Special Session on Disaster Recovery

Next week, the legislature is scheduled to meet briefly – for one or two days at the most – to approve funding from the state’s so-called Rainy Day Fund to help the state recover from its recent spate of disasters, including the wildfires that occurred in our region earlier last month. Look for legislators to try to keep their recovery legislation focused on state matching funds for federal FEMA assistance for agricultural losses, housing and infrastructure such as damaged roads and highways.

During the last few weeks, MountainTrue staff has talked to several legislators about including some preventive measures in the disaster package that are specifically targeted at WNC. These included funding to map potential landslides and money to evaluate and clean-up the most high-risk animal waste ponds in our region – there are more than 40  – before the next big storm pushes that waste into our rivers and streams.

The bad news is that legislators are reluctant to add anything to next week’s disaster bill that isn’t directly related to Hurricane Matthew or the fires. They fear that doing so will open the bill up to dozens of funding suggestions and bring the entire process to a grinding halt.

The good news is that there seems to be some momentum for disaster-prevention initiatives during the regular 2017 session – so look for MountainTrue to advocate for these ideas and others when legislators return to work in Raleigh in January.

That’s it for now.  We’ll send you another MTRaleigh update after the New Year, as we preview Cooper’s new executive appointments, the new legislature and the General Assembly’s first day, January 11.

(PS – MountainTrue is the only western NC environmental organization with a year-round lobbyist in Raleigh looking out for our mountains. Won’t you please consider making an end-of-the-year donation to support our state advocacy work? Click here to help – and Thanks!)
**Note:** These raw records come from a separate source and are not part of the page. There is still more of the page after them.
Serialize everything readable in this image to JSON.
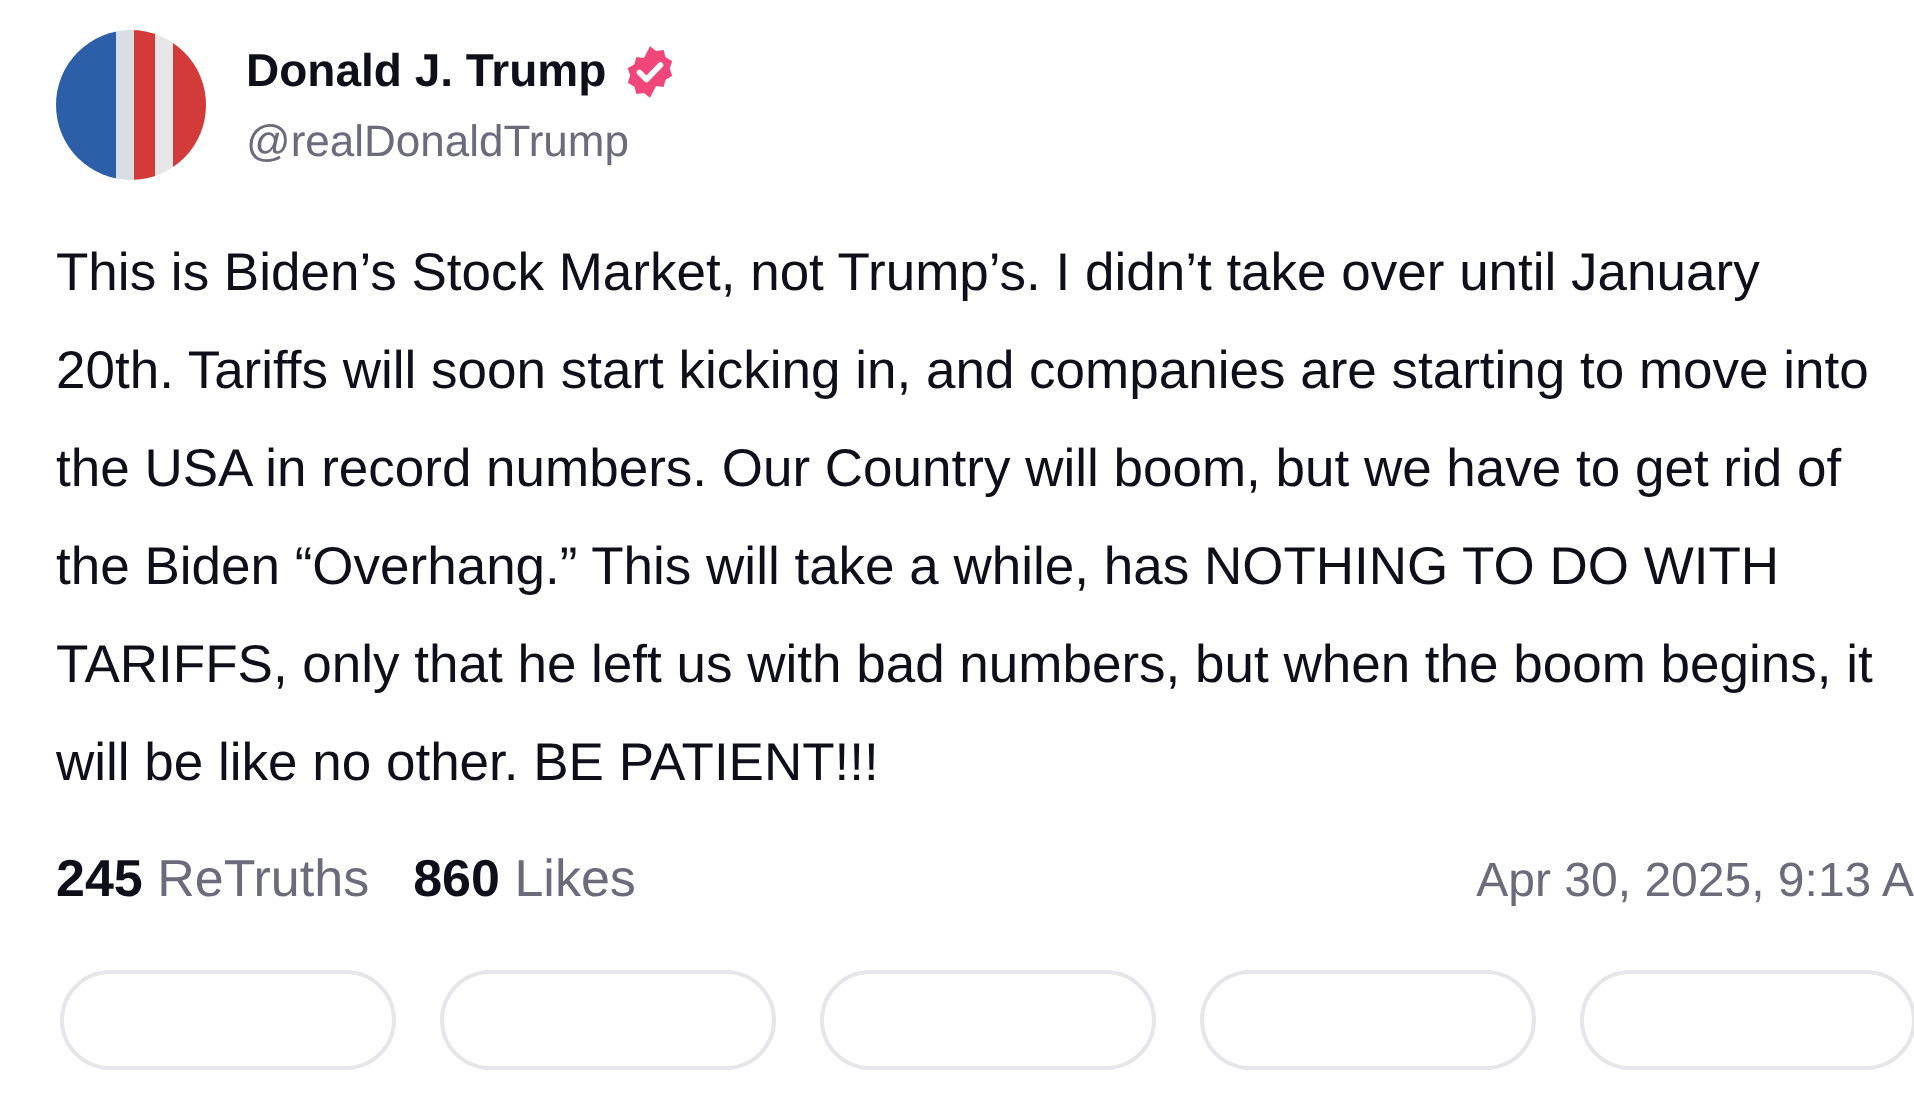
{
  "author": {
    "name": "Donald J. Trump",
    "verified": true,
    "handle": "@realDonaldTrump"
  },
  "post": {
    "text": "This is Biden’s Stock Market, not Trump’s. I didn’t take over until January 20th. Tariffs will soon start kicking in, and companies are starting to move into the USA in record numbers. Our Country will boom, but we have to get rid of the Biden “Overhang.” This will take a while, has NOTHING TO DO WITH TARIFFS, only that he left us with bad numbers, but when the boom begins, it will be like no other. BE PATIENT!!!"
  },
  "stats": [
    {
      "count": "245",
      "label": "ReTruths"
    },
    {
      "count": "860",
      "label": "Likes"
    }
  ],
  "timestamp": "Apr 30, 2025, 9:13 A"
}
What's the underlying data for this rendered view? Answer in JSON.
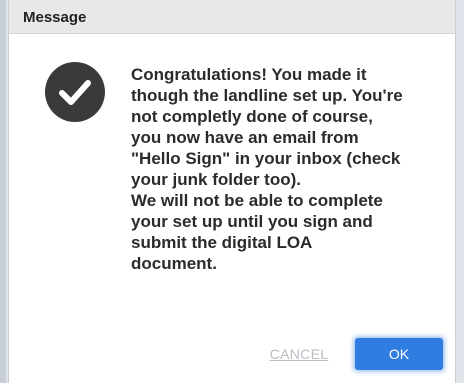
{
  "dialog": {
    "title": "Message",
    "icon": "checkmark-circle-icon",
    "message": "Congratulations! You made it\nthough the landline set up. You're\nnot completly done of course,\nyou now have an email from\n\"Hello Sign\" in your inbox (check\nyour junk folder too).\nWe will not be able to complete\nyour set up until you sign and\nsubmit the digital LOA\ndocument.",
    "cancel_label": "CANCEL",
    "ok_label": "OK"
  },
  "colors": {
    "primary_button": "#2f7de1",
    "icon_background": "#3a3a3a",
    "titlebar": "#e8e8e8"
  }
}
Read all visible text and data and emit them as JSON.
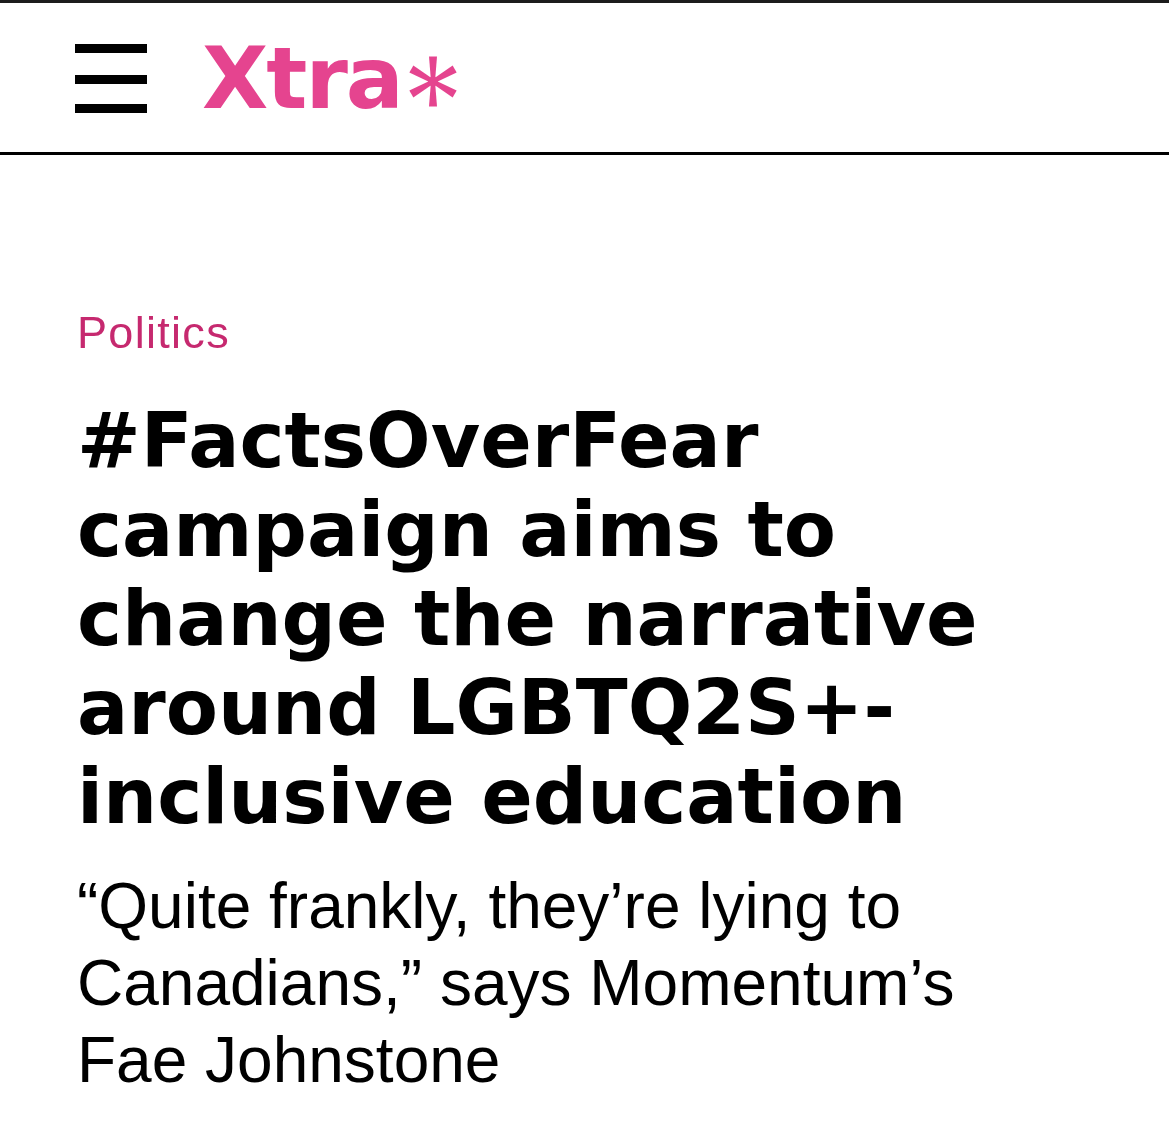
{
  "header": {
    "logo": "Xtra"
  },
  "article": {
    "category": "Politics",
    "headline": "#FactsOverFear campaign aims to change the narrative around LGBTQ2S+-inclusive education",
    "deck": "“Quite frankly, they’re lying to Canadians,” says Momentum’s Fae Johnstone"
  }
}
Western North Carolina is blessed with more than 1.5 million acres of public land, including Nantahala-Pisgah National Forest, Great Smoky Mountains National Park, the Blue Ridge Parkway and several state-owned parks, forests and natural areas. These public lands support the headwaters of our rivers, beautiful mountain vistas, one of the most diverse temperate forests on the planet, and a thriving economy in tourism, crafts and recreation.
During its 30-year history, WNCA (now MountainTrue) has twice prevented logging in the Asheville Watershed, first in 1990 and again in 2004. Eventually the City of Asheville placed a conservation easement over 17,356 acres of the watershed.